What is the difference between fermented and unfermented tea?
Fermented and unfermented teas are two types of tea that differ in their processing. Fermented teas, such as black tea and oolong, are made by fermenting the leaves with a bacterium or fungus. The process produces acids that break down the cell walls of the tea leaf, which makes it more flavorful and robust.
Unfermented teas, such as green tea and white tea, are not fermented. This means that the leaves are not exposed to any bacteria or fungus; instead, they’re dried and then steamed or boiled. The result is a lighter-tasting tea with fewer antioxidants.
Is Earl GREY tea fermented?
Tea is one of the most popular beverages worldwide, and its popularity has only grown in recent years. There are a number of different types of tea, each with its own unique flavor and health benefits. One type of tea that is gaining popularity is Earl Grey tea.
Earl Grey tea is a type of black tea that is typically made from the leaves of the Camellia sinensis plant. Tea experts say that Earl Grey tea can be classified as a fermented tea because it contains Lactobacillus bulgaricus, which helps to produce lactic acid. According to researchers at Harvard University, the fermentation process produces important antioxidants and protects the tea leaves from oxidation.
Some people believe that drinking Earl Grey tea fermented gives it a stronger flavor and aroma than regular Earl Grey teas.
Is English Breakfast tea fermented?
Most people would say no, but some tea companies claim that fermentation occurs in the manufacturing process. Tea fermentation is the process of breaking down the cell walls of the tea leaves. This can occur during production or after the tea leaves are dried. If fermentation does occur, it’s usually mild and doesn’t affect the flavor or aroma of the tea. So whether or not English Breakfast tea is fermented is up for debate.
How do you ferment your own tea?

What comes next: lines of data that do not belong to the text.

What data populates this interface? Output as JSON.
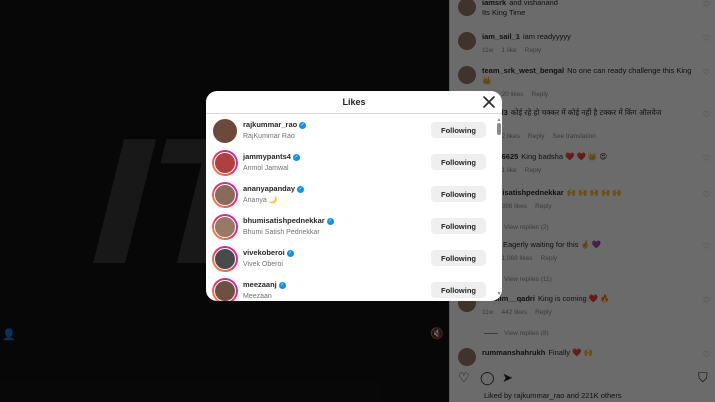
{
  "post": {
    "big_text": "IT"
  },
  "comments": [
    {
      "user": "iamsrk",
      "text": "and vishanand",
      "sub": "Its King Time"
    },
    {
      "user": "iam_sail_1",
      "text": "iam readyyyyy",
      "meta": [
        "11w",
        "1 like",
        "Reply"
      ]
    },
    {
      "user": "team_srk_west_bengal",
      "text": "No one can ready challenge this King",
      "sub": "👑",
      "meta": [
        "11w",
        "20 likes",
        "Reply"
      ]
    },
    {
      "user": "kappil3",
      "text": "कोई रहे हो चक्कर में कोई नहीं है टक्कर में किंग ऑलवेज",
      "sub": "👑",
      "meta": [
        "11w",
        "2 likes",
        "Reply",
        "See translation"
      ]
    },
    {
      "user": "sakar6625",
      "text": "King badsha ❤️ ❤️ 👑 😍",
      "meta": [
        "11w",
        "1 like",
        "Reply"
      ]
    },
    {
      "user": "bhumisatishpednekkar",
      "text": "🙌 🙌 🙌 🙌 🙌",
      "meta": [
        "11w",
        "398 likes",
        "Reply"
      ],
      "view_replies": "View replies (2)"
    },
    {
      "user": "mers",
      "text": "Eagerly waiting for this 🤞 💜",
      "meta": [
        "11w",
        "1,069 likes",
        "Reply"
      ],
      "view_replies": "View replies (11)"
    },
    {
      "user": "muslim__qadri",
      "text": "King is coming ❤️ 🔥",
      "meta": [
        "11w",
        "442 likes",
        "Reply"
      ],
      "view_replies": "View replies (8)"
    },
    {
      "user": "rummanshahrukh",
      "text": "Finally ❤️ 🙌"
    }
  ],
  "liked_by": "Liked by rajkummar_rao and 221K others",
  "modal": {
    "title": "Likes",
    "rows": [
      {
        "username": "rajkummar_rao",
        "fullname": "RajKummar Rao",
        "button": "Following",
        "story": false,
        "avatar_color": "#6b4a3a"
      },
      {
        "username": "jammypants4",
        "fullname": "Anmol Jamwal",
        "button": "Following",
        "story": true,
        "avatar_color": "#b04040"
      },
      {
        "username": "ananyapanday",
        "fullname": "Ananya 🌙",
        "button": "Following",
        "story": true,
        "avatar_color": "#8a6a5a"
      },
      {
        "username": "bhumisatishpednekkar",
        "fullname": "Bhumi Satish Pednekkar",
        "button": "Following",
        "story": true,
        "avatar_color": "#9a7866"
      },
      {
        "username": "vivekoberoi",
        "fullname": "Vivek Oberoi",
        "button": "Following",
        "story": true,
        "avatar_color": "#4a4a4a"
      },
      {
        "username": "meezaanj",
        "fullname": "Meezaan",
        "button": "Following",
        "story": true,
        "avatar_color": "#6e5040"
      }
    ]
  },
  "icons": [
    "close-icon",
    "verified-icon",
    "heart-icon",
    "comment-icon",
    "share-icon",
    "bookmark-icon",
    "person-icon",
    "mute-icon"
  ]
}
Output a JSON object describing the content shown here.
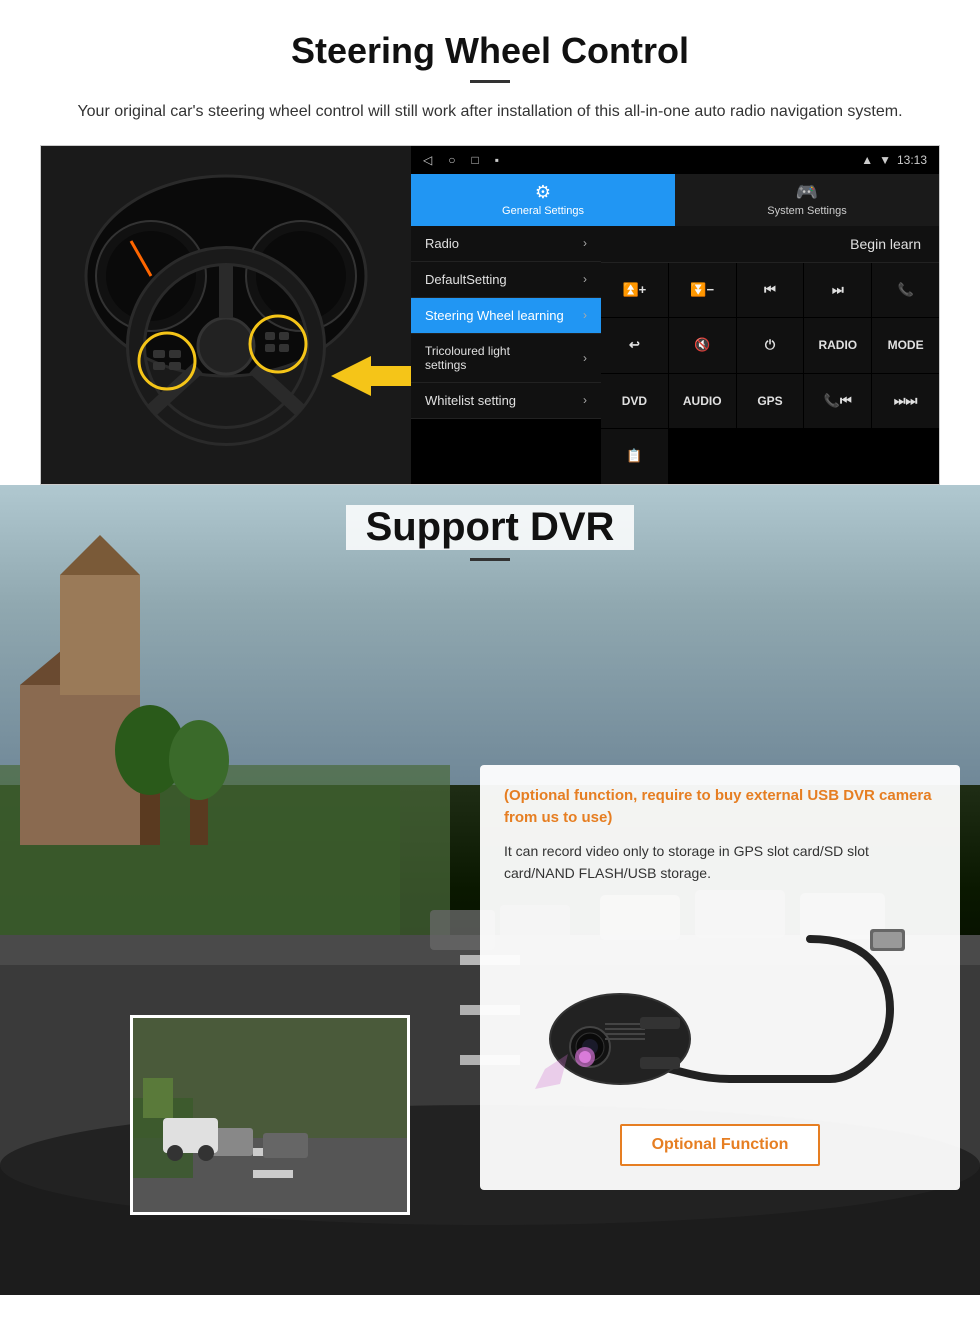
{
  "section1": {
    "title": "Steering Wheel Control",
    "subtitle": "Your original car's steering wheel control will still work after installation of this all-in-one auto radio navigation system.",
    "statusbar": {
      "time": "13:13",
      "nav_icons": [
        "◁",
        "○",
        "□",
        "▪"
      ]
    },
    "tabs": [
      {
        "label": "General Settings",
        "icon": "⚙",
        "active": true
      },
      {
        "label": "System Settings",
        "icon": "🎮",
        "active": false
      }
    ],
    "menu_items": [
      {
        "label": "Radio",
        "active": false
      },
      {
        "label": "DefaultSetting",
        "active": false
      },
      {
        "label": "Steering Wheel learning",
        "active": true
      },
      {
        "label": "Tricoloured light settings",
        "active": false
      },
      {
        "label": "Whitelist setting",
        "active": false
      }
    ],
    "begin_learn_label": "Begin learn",
    "control_buttons": [
      "🔊+",
      "🔊−",
      "⏮",
      "⏭",
      "📞",
      "↩",
      "🔇",
      "⏻",
      "RADIO",
      "MODE",
      "DVD",
      "AUDIO",
      "GPS",
      "📞⏮",
      "⏭⏭"
    ],
    "extra_icon": "📋"
  },
  "section2": {
    "title": "Support DVR",
    "optional_text": "(Optional function, require to buy external USB DVR camera from us to use)",
    "description": "It can record video only to storage in GPS slot card/SD slot card/NAND FLASH/USB storage.",
    "optional_function_btn": "Optional Function"
  }
}
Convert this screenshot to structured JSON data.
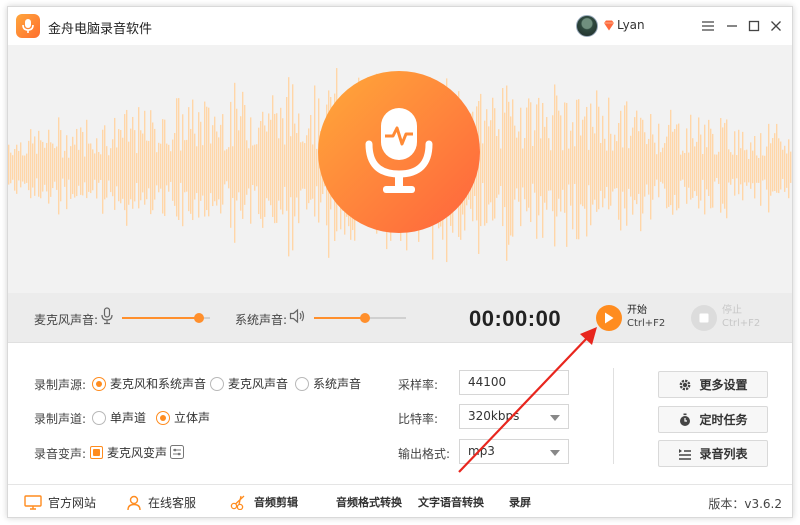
{
  "app": {
    "title": "金舟电脑录音软件"
  },
  "user": {
    "name": "Lyan"
  },
  "window_controls": {
    "menu": "☰",
    "minimize": "—",
    "maximize": "☐",
    "close": "✕"
  },
  "colors": {
    "accent": "#ff8c1f",
    "wave": "#ffd6a8",
    "mic_gradient_start": "#ffa23a",
    "mic_gradient_end": "#ff6a3d"
  },
  "controls": {
    "mic_volume_label": "麦克风声音:",
    "mic_volume": 0.88,
    "system_volume_label": "系统声音:",
    "system_volume": 0.55,
    "timer": "00:00:00",
    "start_label": "开始",
    "start_shortcut": "Ctrl+F2",
    "stop_label": "停止",
    "stop_shortcut": "Ctrl+F2"
  },
  "settings": {
    "source_label": "录制声源:",
    "source_options": [
      "麦克风和系统声音",
      "麦克风声音",
      "系统声音"
    ],
    "source_selected": 0,
    "channel_label": "录制声道:",
    "channel_options": [
      "单声道",
      "立体声"
    ],
    "channel_selected": 1,
    "voice_change_label": "录音变声:",
    "voice_change_option": "麦克风变声",
    "voice_change_checked": true,
    "sample_rate_label": "采样率:",
    "sample_rate_value": "44100",
    "bitrate_label": "比特率:",
    "bitrate_value": "320kbps",
    "format_label": "输出格式:",
    "format_value": "mp3"
  },
  "side_buttons": {
    "more_settings": "更多设置",
    "scheduled_task": "定时任务",
    "recording_list": "录音列表"
  },
  "bottom": {
    "website": "官方网站",
    "support": "在线客服",
    "audio_edit": "音频剪辑",
    "format_convert": "音频格式转换",
    "tts": "文字语音转换",
    "screen_record": "录屏",
    "version": "版本：v3.6.2"
  }
}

Are you curious about how to ferment your own tea? Fermenting is a fun and easy way to add another layer of flavor and complexity to your tea drinking experience. In this guide, we’ll show you the basics of how to ferment tea, including the tools you’ll need and how long it will take. Once you’ve got the basics down, be sure to experiment with different flavors and herbs to create your own unique brews!